This point is furthered when we realize that MJ has a purpose for making this song. Present a situation where you feel sympathy where before you haven't, and present the best way to deal with it:
"If You Wanna Make The World A Better Place
Take A Look At Yourself, And Then Make A Change"
He's not singing to himself necessarily, but to the audience members who are unaware or uncaring of other people's troubles. The song is not meant solely for himself, as the man is not just MJ.
I don't necessarily think that MJ is referring to his relationship with his dad when he says he has "been a victim to a selfish kind of love". In the way he talks to himself and refers to himself as the Man In the Mirror, I get the idea that he is talking about himself, and how he has victimized himself with his selfish love- love for himself and ignorance of the pain of others. I think he feels guilty about his wealth and is ready to make changes within himself and his way of looking at the world to make the world better. Which will, in turn, make him feel happy.

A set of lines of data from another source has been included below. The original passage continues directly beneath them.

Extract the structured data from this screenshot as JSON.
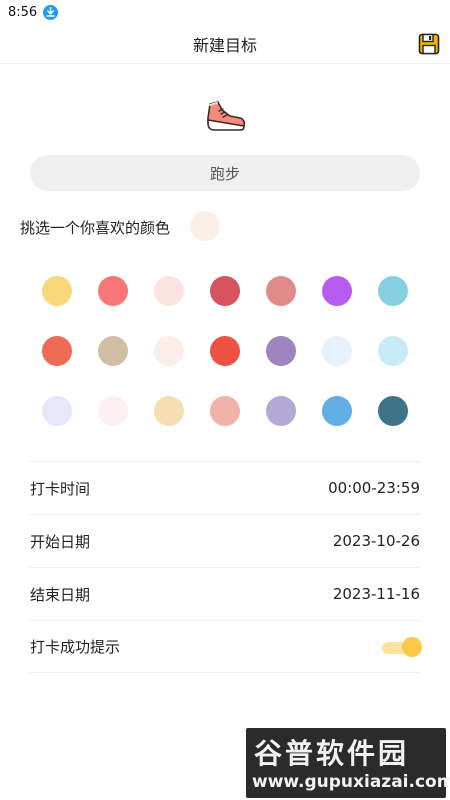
{
  "status_bar": {
    "time": "8:56"
  },
  "header": {
    "title": "新建目标"
  },
  "goal": {
    "name": "跑步"
  },
  "color_picker": {
    "label": "挑选一个你喜欢的颜色",
    "selected": "#fbeee6",
    "swatches": [
      "#f8d87a",
      "#f77779",
      "#fde3e0",
      "#d6535f",
      "#e08a8a",
      "#b85cf0",
      "#85d0e0",
      "#ed6a55",
      "#d1bfa5",
      "#fbeee6",
      "#ee5244",
      "#9e85bd",
      "#e7f1fd",
      "#c7eaf7",
      "#e6e8f9",
      "#fdeff2",
      "#f5deb0",
      "#f1b2a9",
      "#b4a8d7",
      "#62ade3",
      "#3e7389"
    ]
  },
  "settings": {
    "checkin_time": {
      "label": "打卡时间",
      "value": "00:00-23:59"
    },
    "start_date": {
      "label": "开始日期",
      "value": "2023-10-26"
    },
    "end_date": {
      "label": "结束日期",
      "value": "2023-11-16"
    },
    "success_tip": {
      "label": "打卡成功提示",
      "enabled": true
    }
  },
  "colors": {
    "accent": "#fbc84a",
    "save_icon": "#f5b400",
    "download_badge": "#1e9af0"
  },
  "icons": {
    "save": "save-icon",
    "goal": "running-shoe-icon",
    "download": "download-icon"
  },
  "watermark": {
    "line1": "谷普软件园",
    "line2": "www.gupuxiazai.com"
  }
}
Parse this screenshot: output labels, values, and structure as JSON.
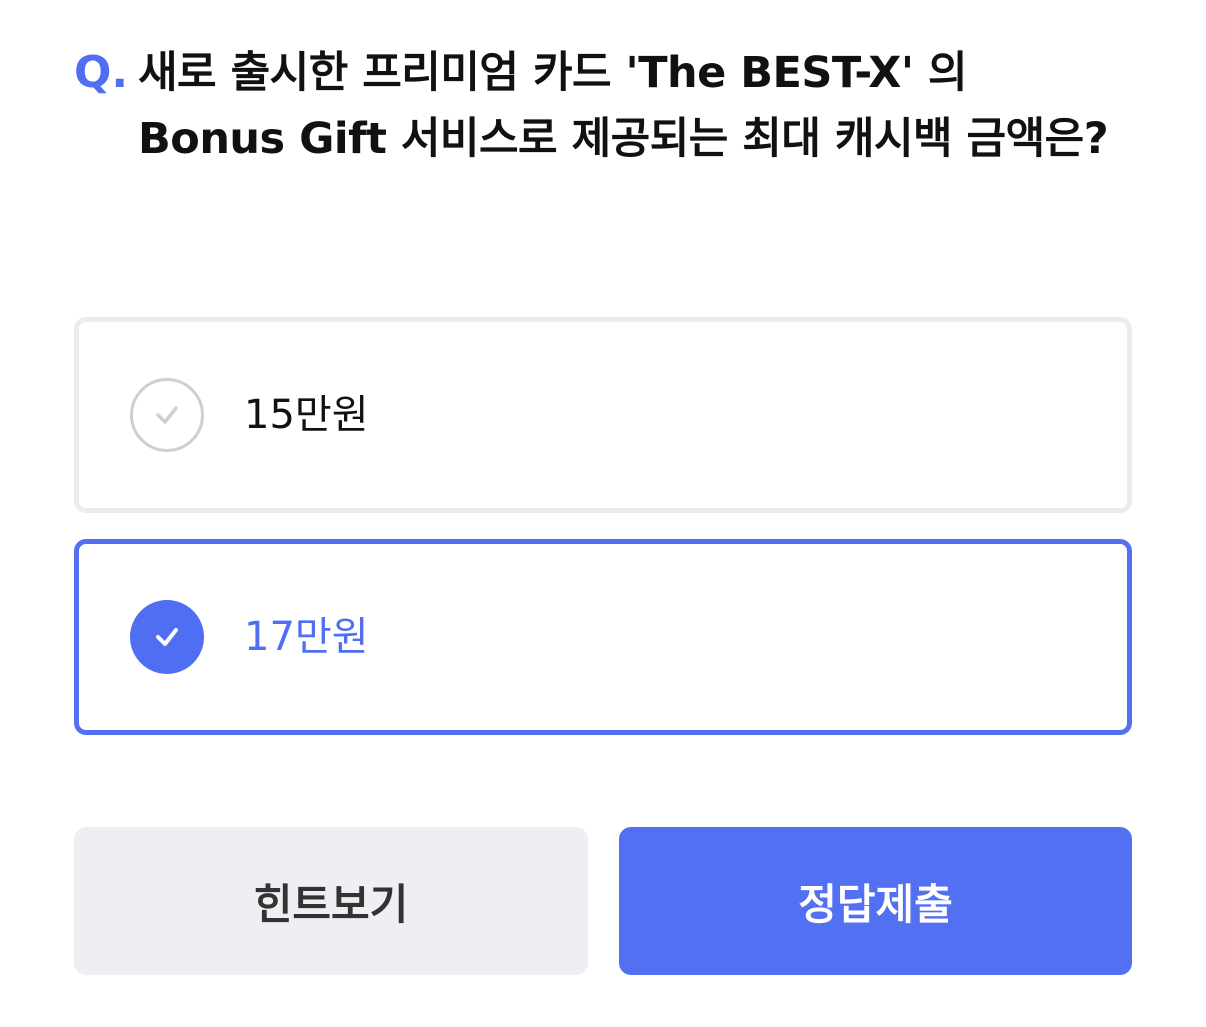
{
  "question": {
    "prefix": "Q.",
    "text": "새로 출시한 프리미엄 카드 'The BEST-X' 의 Bonus Gift 서비스로 제공되는 최대 캐시백 금액은?"
  },
  "options": [
    {
      "label": "15만원",
      "selected": false,
      "icon": "check-icon"
    },
    {
      "label": "17만원",
      "selected": true,
      "icon": "check-icon"
    }
  ],
  "buttons": {
    "hint_label": "힌트보기",
    "submit_label": "정답제출"
  },
  "colors": {
    "accent": "#4f6ef2",
    "selected_border": "#5470f0",
    "unselected_border": "#ececee",
    "hint_bg": "#eeeff2",
    "submit_bg": "#5470f2"
  }
}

I love the message of this song. It is about confronting yourself, and making a change for the better: for yourself and society. More so, it is about realizing that there are those less fortunate. What I find interesting is MJ's stance in this song. He makes it sound as though he was unaware of the less fortunate based on his success. This seems a bit off, MJ coming from a poor beginning himself in Gary, Indiana. I don't think he ever overlooked his fans, or those who had less than him, especially children, which is brought out in the first verse. From this, I gather that MJ was referring to himself making a more lasting impression on people as his way to make a change. He was no doubt obsessed with being the greatest entertainer of the 20th Century and he pushed the limits, creatively, image-wise, etc. This song is his realization that he could be even bigger than he was; that he could be an icon. The video shows this. Every 30 seconds or so there is a reference to a clip of famous world leaders or difference makers. This is tying MJ to them; he wants to be as influential as they were and more. The message is powerful, and MJ was well on his way, it is just interesting how wild of a turn that ended up taking in his career, going from amazing entertainer and influential artist to a mostly fanatical persona. Still, MJ left a great mark on entertainment and raised the bar while he was in the spotlight.